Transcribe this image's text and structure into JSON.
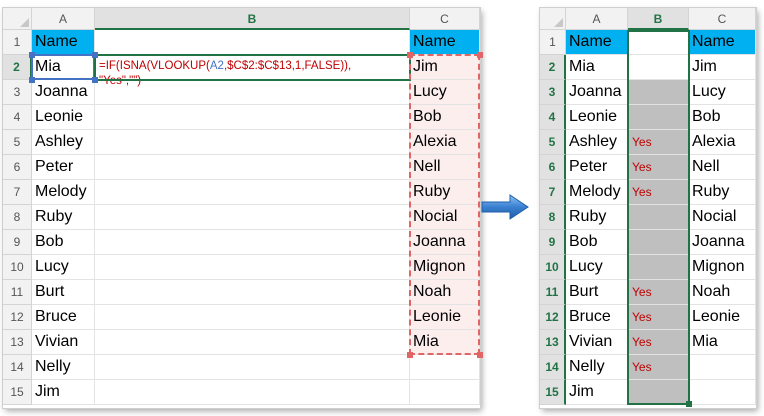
{
  "left_sheet": {
    "columns": [
      "A",
      "B",
      "C"
    ],
    "selected_column": "B",
    "active_row": "2",
    "rows": [
      {
        "num": "1",
        "a": "Name",
        "c": "Name"
      },
      {
        "num": "2",
        "a": "Mia",
        "c": "Jim"
      },
      {
        "num": "3",
        "a": "Joanna",
        "c": "Lucy"
      },
      {
        "num": "4",
        "a": "Leonie",
        "c": "Bob"
      },
      {
        "num": "5",
        "a": "Ashley",
        "c": "Alexia"
      },
      {
        "num": "6",
        "a": "Peter",
        "c": "Nell"
      },
      {
        "num": "7",
        "a": "Melody",
        "c": "Ruby"
      },
      {
        "num": "8",
        "a": "Ruby",
        "c": "Nocial"
      },
      {
        "num": "9",
        "a": "Bob",
        "c": "Joanna"
      },
      {
        "num": "10",
        "a": "Lucy",
        "c": "Mignon"
      },
      {
        "num": "11",
        "a": "Burt",
        "c": "Noah"
      },
      {
        "num": "12",
        "a": "Bruce",
        "c": "Leonie"
      },
      {
        "num": "13",
        "a": "Vivian",
        "c": "Mia"
      },
      {
        "num": "14",
        "a": "Nelly",
        "c": ""
      },
      {
        "num": "15",
        "a": "Jim",
        "c": ""
      }
    ],
    "formula": {
      "p1": "=IF(ISNA(VLOOKUP(",
      "p2": "A2",
      "p3": ",",
      "p4": "$C$2:$C$13",
      "p5": ",1,FALSE)),",
      "line2": "\"Yes\",\"\")"
    }
  },
  "right_sheet": {
    "columns": [
      "A",
      "B",
      "C"
    ],
    "selected_column": "B",
    "rows": [
      {
        "num": "1",
        "a": "Name",
        "b": "",
        "c": "Name"
      },
      {
        "num": "2",
        "a": "Mia",
        "b": "",
        "c": "Jim"
      },
      {
        "num": "3",
        "a": "Joanna",
        "b": "",
        "c": "Lucy"
      },
      {
        "num": "4",
        "a": "Leonie",
        "b": "",
        "c": "Bob"
      },
      {
        "num": "5",
        "a": "Ashley",
        "b": "Yes",
        "c": "Alexia"
      },
      {
        "num": "6",
        "a": "Peter",
        "b": "Yes",
        "c": "Nell"
      },
      {
        "num": "7",
        "a": "Melody",
        "b": "Yes",
        "c": "Ruby"
      },
      {
        "num": "8",
        "a": "Ruby",
        "b": "",
        "c": "Nocial"
      },
      {
        "num": "9",
        "a": "Bob",
        "b": "",
        "c": "Joanna"
      },
      {
        "num": "10",
        "a": "Lucy",
        "b": "",
        "c": "Mignon"
      },
      {
        "num": "11",
        "a": "Burt",
        "b": "Yes",
        "c": "Noah"
      },
      {
        "num": "12",
        "a": "Bruce",
        "b": "Yes",
        "c": "Leonie"
      },
      {
        "num": "13",
        "a": "Vivian",
        "b": "Yes",
        "c": "Mia"
      },
      {
        "num": "14",
        "a": "Nelly",
        "b": "Yes",
        "c": ""
      },
      {
        "num": "15",
        "a": "Jim",
        "b": "",
        "c": ""
      }
    ]
  },
  "colors": {
    "header_fill": "#00b0f0",
    "selection_green": "#217346",
    "formula_red": "#c00000",
    "formula_blue": "#4472c4",
    "grey_fill": "#bfbfbf",
    "arrow_blue": "#3a7fd0"
  },
  "icons": {
    "transition": "right-arrow-icon"
  }
}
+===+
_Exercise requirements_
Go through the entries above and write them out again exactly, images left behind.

_Task response_
Transcribe this image's text and structure into JSON.
{
  "left_sheet": {
    "columns": [
      "A",
      "B",
      "C"
    ],
    "selected_column": "B",
    "active_row": "2",
    "rows": [
      {
        "num": "1",
        "a": "Name",
        "c": "Name"
      },
      {
        "num": "2",
        "a": "Mia",
        "c": "Jim"
      },
      {
        "num": "3",
        "a": "Joanna",
        "c": "Lucy"
      },
      {
        "num": "4",
        "a": "Leonie",
        "c": "Bob"
      },
      {
        "num": "5",
        "a": "Ashley",
        "c": "Alexia"
      },
      {
        "num": "6",
        "a": "Peter",
        "c": "Nell"
      },
      {
        "num": "7",
        "a": "Melody",
        "c": "Ruby"
      },
      {
        "num": "8",
        "a": "Ruby",
        "c": "Nocial"
      },
      {
        "num": "9",
        "a": "Bob",
        "c": "Joanna"
      },
      {
        "num": "10",
        "a": "Lucy",
        "c": "Mignon"
      },
      {
        "num": "11",
        "a": "Burt",
        "c": "Noah"
      },
      {
        "num": "12",
        "a": "Bruce",
        "c": "Leonie"
      },
      {
        "num": "13",
        "a": "Vivian",
        "c": "Mia"
      },
      {
        "num": "14",
        "a": "Nelly",
        "c": ""
      },
      {
        "num": "15",
        "a": "Jim",
        "c": ""
      }
    ],
    "formula": {
      "p1": "=IF(ISNA(VLOOKUP(",
      "p2": "A2",
      "p3": ",",
      "p4": "$C$2:$C$13",
      "p5": ",1,FALSE)),",
      "line2": "\"Yes\",\"\")"
    }
  },
  "right_sheet": {
    "columns": [
      "A",
      "B",
      "C"
    ],
    "selected_column": "B",
    "rows": [
      {
        "num": "1",
        "a": "Name",
        "b": "",
        "c": "Name"
      },
      {
        "num": "2",
        "a": "Mia",
        "b": "",
        "c": "Jim"
      },
      {
        "num": "3",
        "a": "Joanna",
        "b": "",
        "c": "Lucy"
      },
      {
        "num": "4",
        "a": "Leonie",
        "b": "",
        "c": "Bob"
      },
      {
        "num": "5",
        "a": "Ashley",
        "b": "Yes",
        "c": "Alexia"
      },
      {
        "num": "6",
        "a": "Peter",
        "b": "Yes",
        "c": "Nell"
      },
      {
        "num": "7",
        "a": "Melody",
        "b": "Yes",
        "c": "Ruby"
      },
      {
        "num": "8",
        "a": "Ruby",
        "b": "",
        "c": "Nocial"
      },
      {
        "num": "9",
        "a": "Bob",
        "b": "",
        "c": "Joanna"
      },
      {
        "num": "10",
        "a": "Lucy",
        "b": "",
        "c": "Mignon"
      },
      {
        "num": "11",
        "a": "Burt",
        "b": "Yes",
        "c": "Noah"
      },
      {
        "num": "12",
        "a": "Bruce",
        "b": "Yes",
        "c": "Leonie"
      },
      {
        "num": "13",
        "a": "Vivian",
        "b": "Yes",
        "c": "Mia"
      },
      {
        "num": "14",
        "a": "Nelly",
        "b": "Yes",
        "c": ""
      },
      {
        "num": "15",
        "a": "Jim",
        "b": "",
        "c": ""
      }
    ]
  },
  "colors": {
    "header_fill": "#00b0f0",
    "selection_green": "#217346",
    "formula_red": "#c00000",
    "formula_blue": "#4472c4",
    "grey_fill": "#bfbfbf",
    "arrow_blue": "#3a7fd0"
  },
  "icons": {
    "transition": "right-arrow-icon"
  }
}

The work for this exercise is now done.